A 2006 report from America’s Second Harvest, a national organization of emergency food providers, found that 35 percent of its clients seeking aid must often choose between paying for food and rent. In addition, 42 percent reported having to choose between food and household utilities and 32 percent had to choose between food and medical costs.

With all these statistics how can anyone think there is no housing bubble?

Builders cater to their consumer base

My job takes me all over Southern California so I get to see how homes are priced from county to county. One thing that remains a mystery to me is how homes in areas of San Bernardino and Riverside Counties are priced higher than San Diego County.

It can’t be the location; God knows no one would want to live the torrid heat. It can’t be the job base, San Bernardino County has nothing but warehouses. It can be its easy access to LA, have you been on the 91, 60 or 10, forget about it. So what is it?

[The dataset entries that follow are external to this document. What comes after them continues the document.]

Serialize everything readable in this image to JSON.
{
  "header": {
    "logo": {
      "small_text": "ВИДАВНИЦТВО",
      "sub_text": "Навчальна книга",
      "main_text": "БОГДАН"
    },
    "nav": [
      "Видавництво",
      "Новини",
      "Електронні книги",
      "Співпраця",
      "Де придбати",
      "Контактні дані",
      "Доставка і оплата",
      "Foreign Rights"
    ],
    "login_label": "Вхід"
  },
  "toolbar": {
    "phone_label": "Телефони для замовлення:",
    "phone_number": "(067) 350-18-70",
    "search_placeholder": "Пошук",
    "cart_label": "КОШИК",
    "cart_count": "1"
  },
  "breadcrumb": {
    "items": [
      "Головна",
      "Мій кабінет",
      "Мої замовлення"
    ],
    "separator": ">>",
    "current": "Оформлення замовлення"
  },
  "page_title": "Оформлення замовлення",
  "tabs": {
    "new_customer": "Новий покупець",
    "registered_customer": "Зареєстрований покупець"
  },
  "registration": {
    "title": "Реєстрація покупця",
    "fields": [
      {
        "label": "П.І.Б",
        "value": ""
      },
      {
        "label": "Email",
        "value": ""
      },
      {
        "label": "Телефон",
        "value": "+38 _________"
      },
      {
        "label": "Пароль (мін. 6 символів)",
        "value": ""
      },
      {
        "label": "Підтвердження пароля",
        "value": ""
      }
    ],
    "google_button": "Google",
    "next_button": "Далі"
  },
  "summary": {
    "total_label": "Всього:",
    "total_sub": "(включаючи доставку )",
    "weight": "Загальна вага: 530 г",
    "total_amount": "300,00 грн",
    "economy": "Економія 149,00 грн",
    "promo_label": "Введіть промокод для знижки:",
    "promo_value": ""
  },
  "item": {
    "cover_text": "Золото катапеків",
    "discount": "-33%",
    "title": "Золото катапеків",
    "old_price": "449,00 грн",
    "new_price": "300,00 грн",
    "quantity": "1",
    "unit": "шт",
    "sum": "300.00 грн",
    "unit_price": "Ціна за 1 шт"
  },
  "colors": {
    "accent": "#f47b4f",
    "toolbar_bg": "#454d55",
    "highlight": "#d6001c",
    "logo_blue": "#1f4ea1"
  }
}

Well after much thought I have finally come to the conclusion that builders realize that San Diego consumers are better educated and will not succumb to excessively priced homes. Places like Corona, Colton, Redlands and Fontana have homes that are of the same size and quality for much more than homes in San Marcos, Escondido, Vista and Oceanside. That is not only ridiculous it is borderline criminal.

In San Bernardino and Riverside Counties builders have used shady lenders and shady lending practices to get buyers into homes that should be worth half of what you would pay in San Diego County. The builders and lenders should be ashamed of themselves for this unscrupulous behavior. Residents of these counties should know better than paying $800K for a home in Corona or Redlands and I don’t care how good the area you live in is.

October City Breakdown

In celebration of Halloween, starting 1 Oct, I will be breaking down most cities and unicorporated areas in San Diego County. We will look at the best and worst in many categories and assign ratings for just how much homes are overpriced in that city and determine the all important "flipper activity meter".

We will unmask the flippers!

Stay Tuned.......

Sunday, September 24, 2006

Exciting in Escondido

Escondido, 2004…….

Phil is a smart man, and wanted to show his wife just how smart he was. "Honey, I just bought a house in Escondido!" His wife was ecstatic, “So how much do you think we will make this time sweetie?” Phil replied, “Plenty, just watch and learn.”


Well Phil I hate to break it you but you’re our next feature story on “This Old House Flip”. Yes, you made it here because of you’re tireless efforts to screw people of their hard earned money.

The Details

Phil purchased 1529 Hornbean Gln, Escondido, CA in the Summer of 2004 for $505k. Phil thought he would stick it out for 2 years to avoid paying the capital gains tax. Well, Phil you’re too late. Phil originally listed his home for $495K on 6/5/2006. Now he is entertaining offers between $459,900-$479,900. Good for you Phil you have impressed your wife by sticking to your guns. However, you have been on the market for over 3 months, its time to start chopping again.

Thanks for playing the flipping game

Are you next?

Top 5 Flips Gone Bad

Ladies and Gents,

I present to you the Top 5 Flips Gone Bad in San Diego County. With the way the market is currently behaving this will no doubt be a living document always ever-changing.

I know there are much more sellers in worse situations however, this list maps homes all over the county basically signifying the wide-spread “flips gone bad” scenario is not isolated to one community and that no flipper is safe.

Post your list, lets compare.